*** Provided information Section Begins ***

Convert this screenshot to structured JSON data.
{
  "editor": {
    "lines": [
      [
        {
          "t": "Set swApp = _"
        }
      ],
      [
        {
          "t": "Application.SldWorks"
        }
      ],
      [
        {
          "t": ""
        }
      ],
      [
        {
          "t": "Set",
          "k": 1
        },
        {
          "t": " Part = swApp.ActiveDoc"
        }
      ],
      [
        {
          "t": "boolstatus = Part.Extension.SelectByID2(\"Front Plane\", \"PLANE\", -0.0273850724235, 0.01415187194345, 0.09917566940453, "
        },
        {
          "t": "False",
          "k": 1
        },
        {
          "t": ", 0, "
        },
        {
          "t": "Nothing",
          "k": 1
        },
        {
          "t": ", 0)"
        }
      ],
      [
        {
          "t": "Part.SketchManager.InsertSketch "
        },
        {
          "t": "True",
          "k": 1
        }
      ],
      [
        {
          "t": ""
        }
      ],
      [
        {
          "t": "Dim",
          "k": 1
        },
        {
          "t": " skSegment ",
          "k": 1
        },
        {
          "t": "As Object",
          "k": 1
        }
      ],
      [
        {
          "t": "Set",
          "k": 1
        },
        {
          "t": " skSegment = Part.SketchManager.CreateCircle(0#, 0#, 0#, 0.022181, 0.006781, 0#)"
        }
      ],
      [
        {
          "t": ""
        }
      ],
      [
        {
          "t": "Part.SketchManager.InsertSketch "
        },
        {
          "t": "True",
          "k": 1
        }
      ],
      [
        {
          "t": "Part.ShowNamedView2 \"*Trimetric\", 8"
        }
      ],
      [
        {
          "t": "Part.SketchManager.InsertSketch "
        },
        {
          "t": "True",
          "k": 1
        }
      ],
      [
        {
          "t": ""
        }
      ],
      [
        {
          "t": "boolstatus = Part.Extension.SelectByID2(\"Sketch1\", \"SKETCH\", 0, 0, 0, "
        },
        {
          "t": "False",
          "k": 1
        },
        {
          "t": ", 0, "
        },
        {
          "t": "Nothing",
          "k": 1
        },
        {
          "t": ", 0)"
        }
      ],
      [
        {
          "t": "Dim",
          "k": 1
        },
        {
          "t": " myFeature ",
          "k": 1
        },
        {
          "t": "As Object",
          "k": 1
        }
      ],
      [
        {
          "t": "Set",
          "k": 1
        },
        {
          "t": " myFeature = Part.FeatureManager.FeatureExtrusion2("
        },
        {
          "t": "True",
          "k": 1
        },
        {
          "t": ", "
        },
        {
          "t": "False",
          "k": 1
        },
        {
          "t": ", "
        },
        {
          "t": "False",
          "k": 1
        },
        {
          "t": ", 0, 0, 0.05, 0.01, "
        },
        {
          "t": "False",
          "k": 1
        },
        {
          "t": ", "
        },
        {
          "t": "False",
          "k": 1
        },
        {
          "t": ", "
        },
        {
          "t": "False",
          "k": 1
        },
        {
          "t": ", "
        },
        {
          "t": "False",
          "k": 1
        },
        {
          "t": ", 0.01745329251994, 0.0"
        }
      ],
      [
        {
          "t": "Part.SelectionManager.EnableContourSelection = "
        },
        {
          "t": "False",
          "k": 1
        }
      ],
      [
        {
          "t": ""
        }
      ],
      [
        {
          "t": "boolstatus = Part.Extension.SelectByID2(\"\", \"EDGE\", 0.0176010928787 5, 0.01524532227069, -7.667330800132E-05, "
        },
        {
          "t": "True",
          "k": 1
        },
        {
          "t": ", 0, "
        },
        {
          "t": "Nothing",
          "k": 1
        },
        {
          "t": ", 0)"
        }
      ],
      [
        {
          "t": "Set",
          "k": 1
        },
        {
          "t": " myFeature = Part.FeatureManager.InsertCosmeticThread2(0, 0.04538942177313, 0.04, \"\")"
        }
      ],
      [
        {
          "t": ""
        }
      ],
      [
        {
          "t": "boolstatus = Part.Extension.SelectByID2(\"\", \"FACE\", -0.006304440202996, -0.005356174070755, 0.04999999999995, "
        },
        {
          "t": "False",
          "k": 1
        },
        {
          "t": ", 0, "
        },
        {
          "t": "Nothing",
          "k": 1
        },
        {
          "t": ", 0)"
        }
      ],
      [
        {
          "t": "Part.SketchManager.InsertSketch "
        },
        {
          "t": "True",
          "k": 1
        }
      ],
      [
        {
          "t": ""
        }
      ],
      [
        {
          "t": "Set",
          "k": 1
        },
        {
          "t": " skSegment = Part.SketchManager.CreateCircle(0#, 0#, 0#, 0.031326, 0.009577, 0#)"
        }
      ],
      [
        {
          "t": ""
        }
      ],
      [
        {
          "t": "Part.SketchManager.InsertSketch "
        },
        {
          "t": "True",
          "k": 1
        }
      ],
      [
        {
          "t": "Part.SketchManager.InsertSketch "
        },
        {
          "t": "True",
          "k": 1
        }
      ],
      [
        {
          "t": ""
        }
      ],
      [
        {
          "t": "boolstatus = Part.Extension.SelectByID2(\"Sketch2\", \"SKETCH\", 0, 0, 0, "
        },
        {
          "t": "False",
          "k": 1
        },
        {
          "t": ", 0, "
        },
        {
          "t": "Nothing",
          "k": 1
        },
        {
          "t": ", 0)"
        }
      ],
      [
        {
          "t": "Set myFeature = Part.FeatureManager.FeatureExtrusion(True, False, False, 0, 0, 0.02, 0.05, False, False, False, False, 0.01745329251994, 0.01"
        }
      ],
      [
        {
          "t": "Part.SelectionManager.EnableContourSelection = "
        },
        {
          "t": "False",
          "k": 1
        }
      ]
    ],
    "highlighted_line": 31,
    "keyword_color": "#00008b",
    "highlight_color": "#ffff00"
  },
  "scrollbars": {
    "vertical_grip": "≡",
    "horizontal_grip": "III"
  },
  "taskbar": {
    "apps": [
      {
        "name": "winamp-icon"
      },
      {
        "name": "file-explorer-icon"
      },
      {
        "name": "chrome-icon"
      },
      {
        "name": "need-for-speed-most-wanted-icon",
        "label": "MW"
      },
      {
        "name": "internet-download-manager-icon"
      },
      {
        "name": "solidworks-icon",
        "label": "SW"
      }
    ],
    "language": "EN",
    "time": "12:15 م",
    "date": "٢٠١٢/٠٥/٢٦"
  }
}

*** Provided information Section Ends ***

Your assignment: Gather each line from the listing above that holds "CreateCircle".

Result:
          "t": " skSegment = Part.SketchManager.CreateCircle(0#, 0#, 0#, 0.022181, 0.006781, 0#)"
          "t": " skSegment = Part.SketchManager.CreateCircle(0#, 0#, 0#, 0.031326, 0.009577, 0#)"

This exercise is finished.